We shouldn’t cut any women out of the narrative.
I believe there is room for all of us. Anyone who wants to share their story absolutely should. We are all better when we work hard to understand one another. It makes the world feel smaller in the best way. Cozier. Safer. Being able to say, “Girl, same,” is important. I am not suggesting anyone should be silenced.
It’s just that until these beauty ideals die a fiery death, (One day! Fingers crossed!) finding places where people choose to view your body in a positive way will always be more of a struggle for people who exist outside the conventional standards of beauty.
Like fat people.
Before social media, it took some intentional activism to claim to be part of a body positive movement. You had to seek out like minds in person, find places for your voice to be heard, and work hard to champion your cause.
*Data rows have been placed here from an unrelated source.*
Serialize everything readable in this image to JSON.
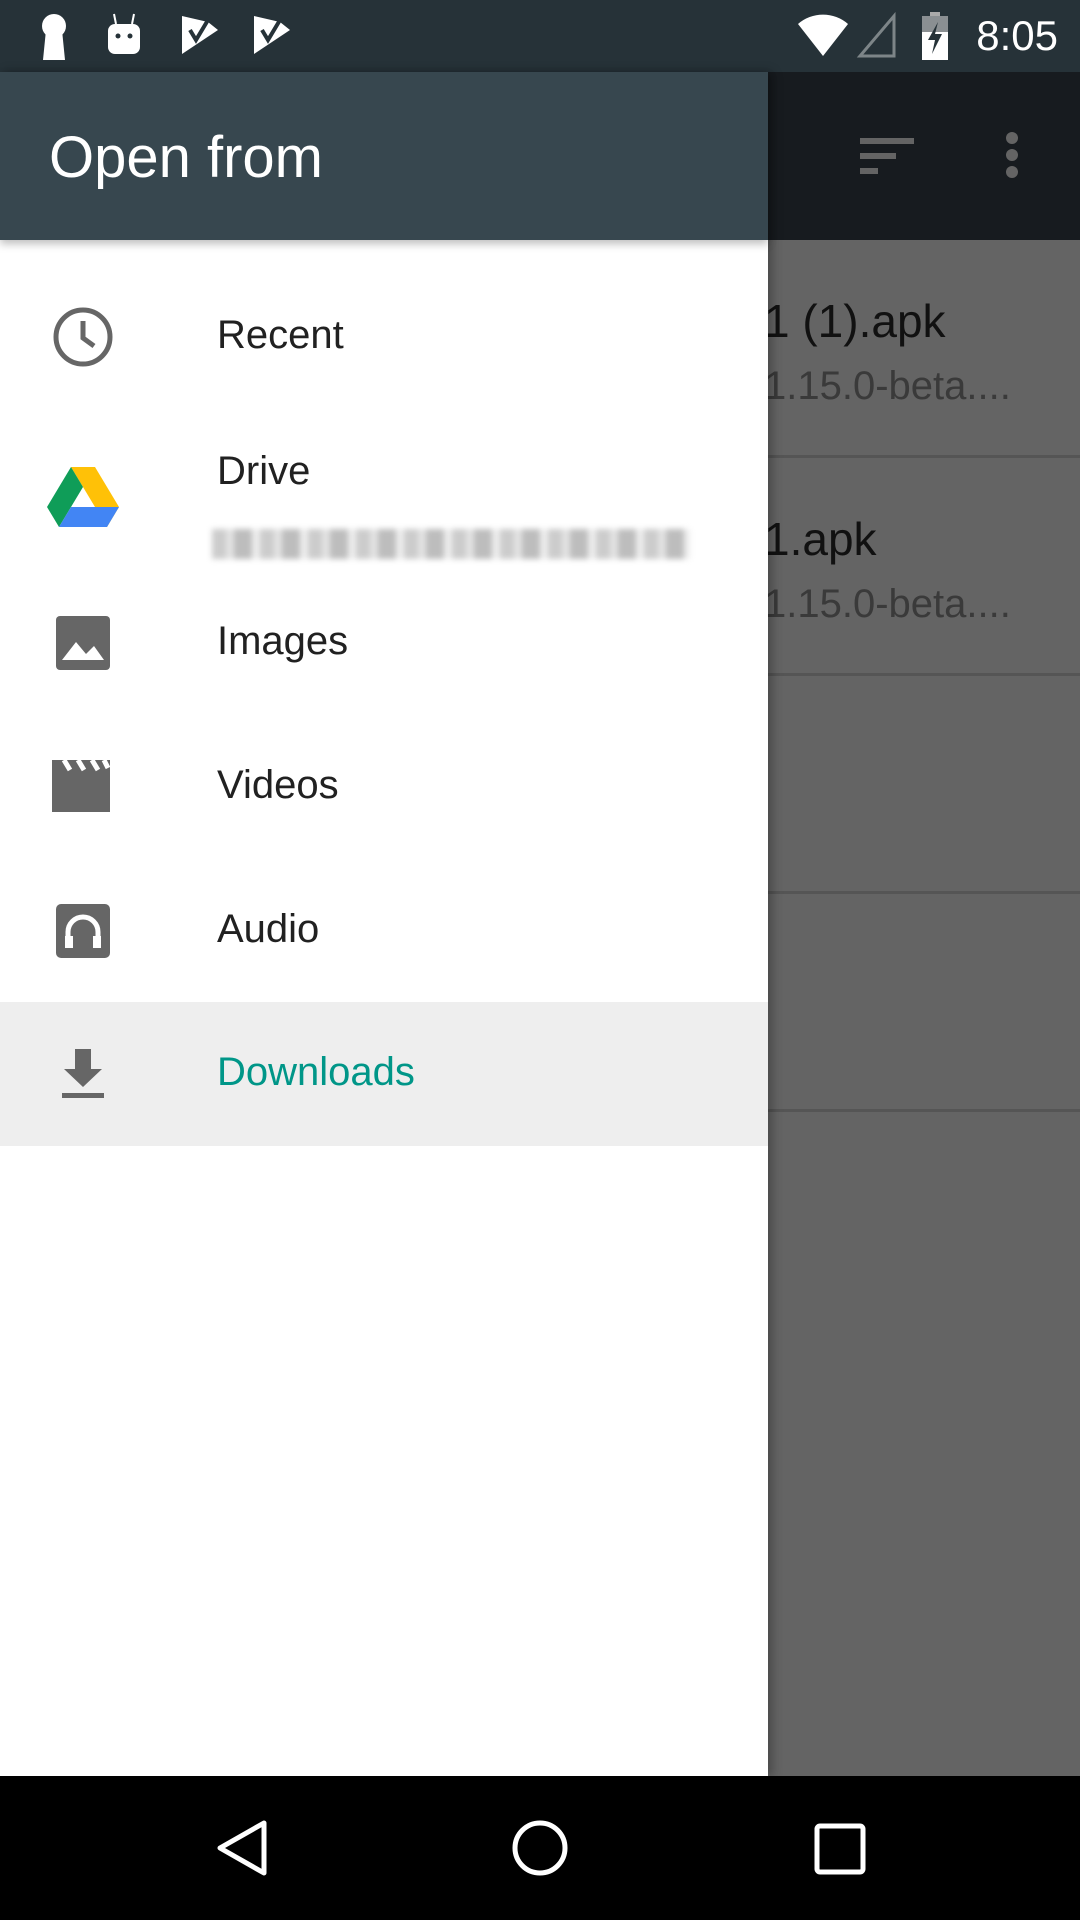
{
  "status_bar": {
    "time": "8:05",
    "left_icons": [
      "keyhole-icon",
      "android-icon",
      "task-check-icon",
      "task-check-icon"
    ],
    "right_icons": [
      "wifi-icon",
      "cell-signal-icon",
      "battery-charging-icon"
    ]
  },
  "drawer": {
    "title": "Open from",
    "items": [
      {
        "label": "Recent",
        "icon": "clock-icon"
      },
      {
        "label": "Drive",
        "icon": "google-drive-icon",
        "subtitle_redacted": true
      },
      {
        "label": "Images",
        "icon": "image-icon"
      },
      {
        "label": "Videos",
        "icon": "video-clapper-icon"
      },
      {
        "label": "Audio",
        "icon": "audio-headphones-icon"
      },
      {
        "label": "Downloads",
        "icon": "download-icon",
        "selected": true
      }
    ],
    "accent_color": "#009688"
  },
  "background": {
    "toolbar_icons": [
      "sort-icon",
      "more-vert-icon"
    ],
    "files": [
      {
        "name": "1 (1).apk",
        "subtitle": "1.15.0-beta...."
      },
      {
        "name": "1.apk",
        "subtitle": "1.15.0-beta...."
      }
    ]
  },
  "nav_bar": {
    "buttons": [
      "back",
      "home",
      "recents"
    ]
  }
}
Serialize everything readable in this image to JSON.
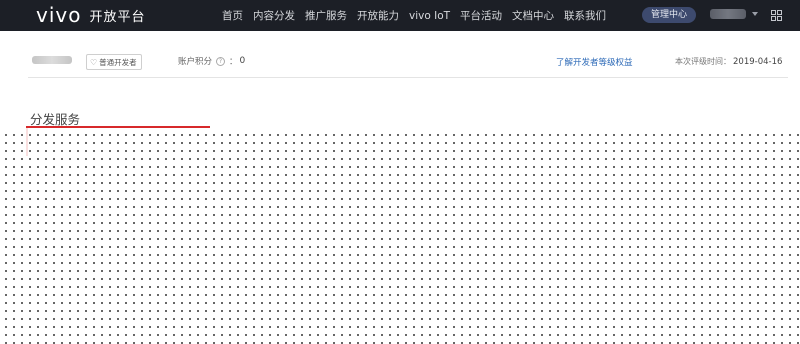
{
  "header": {
    "logo_mark": "vivo",
    "logo_text": "开放平台",
    "nav": [
      {
        "label": "首页"
      },
      {
        "label": "内容分发"
      },
      {
        "label": "推广服务"
      },
      {
        "label": "开放能力"
      },
      {
        "label": "vivo IoT"
      },
      {
        "label": "平台活动"
      },
      {
        "label": "文档中心"
      },
      {
        "label": "联系我们"
      }
    ],
    "manage_button": "管理中心",
    "icons": {
      "user_caret": "chevron-down-icon",
      "apps": "grid-icon"
    }
  },
  "info": {
    "dev_badge": "普通开发者",
    "dev_badge_icon": "badge-icon",
    "points_label": "账户积分",
    "points_separator": "：",
    "points_value": "0",
    "rights_link": "了解开发者等级权益",
    "eval_label": "本次评级时间：",
    "eval_date": "2019-04-16"
  },
  "section": {
    "title": "分发服务"
  },
  "colors": {
    "topbar": "#1c1f26",
    "link": "#2d6ab7",
    "highlight": "#d7292b"
  }
}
Now anyone with an IG account can add #bodypositive to any photo. When people go looking for that kind of message, anyone who chooses to use it gets to post their thoughts and be part of the narrative. In a lot of ways, that’s amazing. We all know social media can be a dumpster fire, but it can also be a great opportunity for connection.
But it also means that many times the voices that should be centered are sometimes pushed aside for more privileged voices, and that’s a bummer.
I believe that body positive influencers in thin or average-sized bodies are actually interested in building people up, encouraging people to feel at home in their bodies, and fighting weight stigma that can often lead to disordered eating and unhealthy weight management strategies. I believe they have struggles, and I fully think we are all fighting the same battle in many ways.
Thinner influencers are an important part of this conversation. They have a chance to elevate the voices of people in fat bodies. They can use their privilege to do it.
Some body positive bloggers and influencers in smaller bodies choose to center fat voices of all sizes. They are featuring fat people on their social platform. They link to fat friendly resources, and portray fat people as beautiful, strong, athletic, healthy- and not only if they are pursuing thinness. That’s awesome! We need more of this.
We can all be heard if we work together.
When the conversation turns to body acceptance (specifically experiences of body shame), fat women, women of color and especially fat women of color have a lot to say. There are so many people in these categories sharing their stories and thoughts online. They’re experts by way of lived experience, and that has tremendous value. There’s a reason body positivity had to exist in the first place. It’s important to share platforms with people who are living in bodies that aren’t swimming in validation.
Even regular people like me who are not influencers at all can and should listen to other people’s experiences. Then we have to choose to believe them. If a person who is larger than me explains that I can’t understand their experiences because I haven’t lived in a body their size, I shouldn’t argue. I should defer to their experience and listen with the intention of learning. Average sized people can do the same for fat people like me.
Nobody should sit down and shut up when it comes to spreading body love. We all get a seat at this table. I just think that people who don’t live in fat bodies should try to center fat voices, especially voices of color, when they spread their message. It’s important for thin to average-sized people to harness their power to make life better for struggling people by normalizing and validating fat bodies. It’s crucial to validate people’s worth as they are, without the condition that they should be working toward a thin body.
Social media is full of incredible fat-positive voices. They’re amazing resources for people who are journeying to accept the skin they inhabit. Anyone who believes in body positivity should be working to make those voices heard.